Re: upstream changing from GPL-2+ to GPL-3+ without copyright holders permission
* Ian Jackson:
>> In general, I agree. But there might be cases that are less
>> clear-cut. For example, if the upgrade from GPLv2+ to GPLv3+ is used
>> to gain permission to combine the work with an AGPL work, especially
>> if this is done in an "open core" context.
> Florian, are you still answering the legal question ? Because I don't
> see how these kind of considerations (eg, the reaason for the licence
> upgrader's choice, or the business model of the original authors)
I meant that someone might tru to turn the GPLv3 deriviate into some
“open core”-like thing.
> could make much of a legal difference. So I think if you intended to
> answer the legal question then I completely disagree with you.
My point is that authors may have chosen GPLv2+ licensing explictly
because of its strong copyleft, and the project documentation reflects
that. Arguably, the FSF has weakened copyleft protection in some
areas with the GPLv3, and it is absolutely not clear what the
resulting license conditions are if the author said both “GPLv2+” and
“strong copyleft” before the publication of the GPLv3.
> I think taking proprietarised GPL service code, and making significant
> enhancements under an AGPLv3+ licence, is a Good Thing.
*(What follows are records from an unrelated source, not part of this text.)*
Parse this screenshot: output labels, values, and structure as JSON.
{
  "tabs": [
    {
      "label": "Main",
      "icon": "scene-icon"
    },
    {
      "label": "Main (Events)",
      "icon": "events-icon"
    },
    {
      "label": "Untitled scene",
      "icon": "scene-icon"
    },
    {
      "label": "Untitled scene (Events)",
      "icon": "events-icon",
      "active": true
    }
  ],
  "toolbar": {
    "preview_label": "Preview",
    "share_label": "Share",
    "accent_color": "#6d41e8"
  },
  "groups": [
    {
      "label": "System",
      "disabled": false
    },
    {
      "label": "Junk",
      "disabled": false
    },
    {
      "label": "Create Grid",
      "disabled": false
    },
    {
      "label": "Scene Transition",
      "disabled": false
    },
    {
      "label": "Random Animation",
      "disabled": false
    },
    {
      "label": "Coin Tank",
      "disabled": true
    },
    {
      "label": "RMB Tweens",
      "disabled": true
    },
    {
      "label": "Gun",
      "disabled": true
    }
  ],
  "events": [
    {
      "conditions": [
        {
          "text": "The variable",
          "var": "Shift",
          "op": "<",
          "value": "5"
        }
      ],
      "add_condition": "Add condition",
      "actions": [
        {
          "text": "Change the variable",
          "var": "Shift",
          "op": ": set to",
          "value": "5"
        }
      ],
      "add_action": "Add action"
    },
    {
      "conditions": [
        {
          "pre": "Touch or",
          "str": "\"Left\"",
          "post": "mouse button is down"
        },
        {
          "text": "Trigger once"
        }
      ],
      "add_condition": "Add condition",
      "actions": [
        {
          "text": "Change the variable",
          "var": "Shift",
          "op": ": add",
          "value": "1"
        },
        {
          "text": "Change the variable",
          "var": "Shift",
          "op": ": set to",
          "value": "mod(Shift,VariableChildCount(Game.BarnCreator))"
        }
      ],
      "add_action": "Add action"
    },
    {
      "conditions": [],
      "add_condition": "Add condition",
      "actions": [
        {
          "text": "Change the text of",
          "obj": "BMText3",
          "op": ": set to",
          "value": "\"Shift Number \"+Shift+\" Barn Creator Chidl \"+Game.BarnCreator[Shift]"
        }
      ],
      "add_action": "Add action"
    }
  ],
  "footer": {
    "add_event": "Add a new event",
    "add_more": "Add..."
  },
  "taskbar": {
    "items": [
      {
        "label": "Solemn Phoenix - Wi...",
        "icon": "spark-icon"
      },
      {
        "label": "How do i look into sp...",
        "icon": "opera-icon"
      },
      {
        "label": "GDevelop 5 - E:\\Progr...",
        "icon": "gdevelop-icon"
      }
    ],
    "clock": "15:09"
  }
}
Even if it
> upsets the original authors or the proprietary service operators.
You can also do the reverse: take free GPLv2+ code, make the
conglomerate effectively AGPLv3+, without a built-in source
redistribution facility, and then sell AGPLv3+ exemptions for
organizations who cannot comply with the AGPLv3+ requirements due to
the lack of built-in source code redistribution capabilities and a
requirement to configure the program through source code changes.